··· Supplied data ···

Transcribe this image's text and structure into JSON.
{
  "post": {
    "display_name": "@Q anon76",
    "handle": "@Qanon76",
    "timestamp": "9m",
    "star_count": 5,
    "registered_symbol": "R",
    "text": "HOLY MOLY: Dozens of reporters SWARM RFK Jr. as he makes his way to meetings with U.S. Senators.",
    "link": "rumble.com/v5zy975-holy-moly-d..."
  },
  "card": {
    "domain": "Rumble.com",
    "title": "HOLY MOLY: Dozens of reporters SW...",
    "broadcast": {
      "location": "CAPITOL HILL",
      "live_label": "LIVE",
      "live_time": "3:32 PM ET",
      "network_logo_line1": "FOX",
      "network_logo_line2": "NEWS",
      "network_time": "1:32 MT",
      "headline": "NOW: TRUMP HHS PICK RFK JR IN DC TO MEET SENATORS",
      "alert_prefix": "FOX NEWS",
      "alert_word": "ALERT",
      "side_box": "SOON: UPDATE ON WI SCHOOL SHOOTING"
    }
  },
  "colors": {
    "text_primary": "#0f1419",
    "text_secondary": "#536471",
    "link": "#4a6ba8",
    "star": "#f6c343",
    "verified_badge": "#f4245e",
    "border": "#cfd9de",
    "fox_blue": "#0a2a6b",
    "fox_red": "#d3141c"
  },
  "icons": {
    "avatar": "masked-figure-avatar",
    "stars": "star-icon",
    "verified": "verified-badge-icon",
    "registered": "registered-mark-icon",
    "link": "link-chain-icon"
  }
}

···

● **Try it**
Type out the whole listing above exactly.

● **Answer section**
Transcribe this image's text and structure into JSON.
{
  "post": {
    "display_name": "@Q anon76",
    "handle": "@Qanon76",
    "timestamp": "9m",
    "star_count": 5,
    "registered_symbol": "R",
    "text": "HOLY MOLY: Dozens of reporters SWARM RFK Jr. as he makes his way to meetings with U.S. Senators.",
    "link": "rumble.com/v5zy975-holy-moly-d..."
  },
  "card": {
    "domain": "Rumble.com",
    "title": "HOLY MOLY: Dozens of reporters SW...",
    "broadcast": {
      "location": "CAPITOL HILL",
      "live_label": "LIVE",
      "live_time": "3:32 PM ET",
      "network_logo_line1": "FOX",
      "network_logo_line2": "NEWS",
      "network_time": "1:32 MT",
      "headline": "NOW: TRUMP HHS PICK RFK JR IN DC TO MEET SENATORS",
      "alert_prefix": "FOX NEWS",
      "alert_word": "ALERT",
      "side_box": "SOON: UPDATE ON WI SCHOOL SHOOTING"
    }
  },
  "colors": {
    "text_primary": "#0f1419",
    "text_secondary": "#536471",
    "link": "#4a6ba8",
    "star": "#f6c343",
    "verified_badge": "#f4245e",
    "border": "#cfd9de",
    "fox_blue": "#0a2a6b",
    "fox_red": "#d3141c"
  },
  "icons": {
    "avatar": "masked-figure-avatar",
    "stars": "star-icon",
    "verified": "verified-badge-icon",
    "registered": "registered-mark-icon",
    "link": "link-chain-icon"
  }
}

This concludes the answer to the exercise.